SAS Survey Reveals Big Data Disconnect
The vast majority of organizations are missing out on the business-boosting potential of Big Data, according to business software maker SAS.
Big Data may be dominating the conversation in IT circles, but most businesses just can't seem to get on board at this point.
While conducting a survey of 339 data management pros, SAS and SourceMedia discovered that for most, Big Data simply doesn't factor into the day-to-day operations of their organizations. Only 12 percent of respondents said they had a big data strategy currently in place.
The rest, suggests Todd Wright, Global Product Marketing Manager for SAS DataFlux Data Quality, are leaving money on the table. "The 12 percent of organizations that are already planning around big data enjoy a significant competitive advantage," he said in a company statement.
The study is the latest to highlight the seemingly uneasy relationship businesses have with Big Data solutions providers.
Seventy percent of organizations polled by integration software specialist Informatica told the company they were planning or had already pulled the trigger on Big Data projects. The survey, released last May, revealed that most companies (71 percent) were looking to improve efficiency.

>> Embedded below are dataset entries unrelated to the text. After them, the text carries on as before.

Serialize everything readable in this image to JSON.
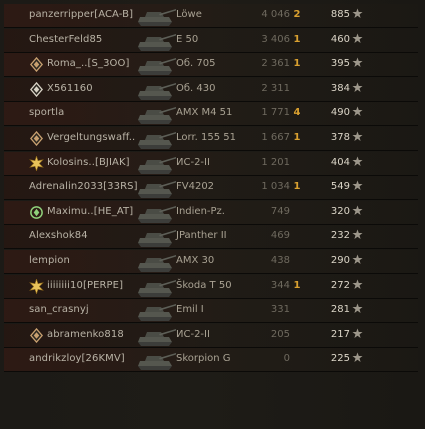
{
  "colors": {
    "name": "#b9b3a6",
    "tank": "#a9a293",
    "damage": "#6f6a5f",
    "kills": "#d9a030",
    "xp": "#dcd6c8",
    "star": "#9c968a"
  },
  "rows": [
    {
      "player": "panzerripper[ACA-B]",
      "tank": "Löwe",
      "damage": "4 046",
      "kills": "2",
      "xp": "885",
      "rank_icon": ""
    },
    {
      "player": "ChesterFeld85",
      "tank": "E 50",
      "damage": "3 406",
      "kills": "1",
      "xp": "460",
      "rank_icon": ""
    },
    {
      "player": "Roma_..[S_3OO]",
      "tank": "Об. 705",
      "damage": "2 361",
      "kills": "1",
      "xp": "395",
      "rank_icon": "bronze-rank-icon"
    },
    {
      "player": "X561160",
      "tank": "Об. 430",
      "damage": "2 311",
      "kills": "",
      "xp": "384",
      "rank_icon": "silver-rank-icon"
    },
    {
      "player": "sportla",
      "tank": "AMX M4 51",
      "damage": "1 771",
      "kills": "4",
      "xp": "490",
      "rank_icon": ""
    },
    {
      "player": "Vergeltungswaff..",
      "tank": "Lorr. 155 51",
      "damage": "1 667",
      "kills": "1",
      "xp": "378",
      "rank_icon": "bronze-rank-icon"
    },
    {
      "player": "Kolosins..[BJIAK]",
      "tank": "ИС-2-II",
      "damage": "1 201",
      "kills": "",
      "xp": "404",
      "rank_icon": "gold-rank-icon"
    },
    {
      "player": "Adrenalin2033[33RS]",
      "tank": "FV4202",
      "damage": "1 034",
      "kills": "1",
      "xp": "549",
      "rank_icon": ""
    },
    {
      "player": "Maximu..[HE_AT]",
      "tank": "Indien-Pz.",
      "damage": "749",
      "kills": "",
      "xp": "320",
      "rank_icon": "green-rank-icon"
    },
    {
      "player": "Alexshok84",
      "tank": "JPanther II",
      "damage": "469",
      "kills": "",
      "xp": "232",
      "rank_icon": ""
    },
    {
      "player": "lempion",
      "tank": "AMX 30",
      "damage": "438",
      "kills": "",
      "xp": "290",
      "rank_icon": ""
    },
    {
      "player": "iiiiiiii10[PERPE]",
      "tank": "Škoda T 50",
      "damage": "344",
      "kills": "1",
      "xp": "272",
      "rank_icon": "gold-rank-icon"
    },
    {
      "player": "san_crasnyj",
      "tank": "Emil I",
      "damage": "331",
      "kills": "",
      "xp": "281",
      "rank_icon": ""
    },
    {
      "player": "abramenko818",
      "tank": "ИС-2-II",
      "damage": "205",
      "kills": "",
      "xp": "217",
      "rank_icon": "bronze-rank-icon"
    },
    {
      "player": "andrikzloy[26KMV]",
      "tank": "Skorpion G",
      "damage": "0",
      "kills": "",
      "xp": "225",
      "rank_icon": ""
    }
  ]
}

Fifty percent sought to launch new products and services, yet despite these aims, most businesses are struggling to leverage Big Data in meaningful ways.
Neolane, a maker of marketing software, and the Direct Marketers Association recently revealed that a majority of marketers (60 percent) don't have a handle on dealing with Big Data challenges. In September, CompTIA released a study that indicates the industry needs to do a better job of communicating what exactly Big Data is. Just 37 percent of IT and executives polled by the organizations said they were very familiar or mostly familiar with the concept of Big Data.
Those themes were echoed by the SAS study.
Twenty-one percent of those surveyed said they didn't know enough about Big Data, and 15 percent didn't understand its benefits. Business support was nonexistent for 9 percent of the survey takers, while another 9 percent found data quality lacking in existing systems.
These shortcomings, if left to linger, could impact providers of Big Data services. Only 14 percent said they were "very likely" to use external Big Data sources in 2014. A small but significant minority (19 percent) said they were "not likely at all" to incorporate external Big Data.
Companies also appear to be struggling to identify who takes the reins of Big Data within their organizations, sowing dysfunction.
"The survey found no real consensus on who owns the data management strategy, with responses ranging from midlevel IT personnel up to the CEO. This confusion likely causes additional challenges in data strategy development and execution," said SAS.
Although the picture looks grim, there is some evidence that businesses at least have a grasp of what they want from Big Data solutions. Seventy-three percent said they were seeking data visualizations and dashboards, while 53 percent had their sights set on data profiling. And in good news for Big Data cloud specialists, 44 percent said they were looking for software-as-a-service (SaaS) offerings.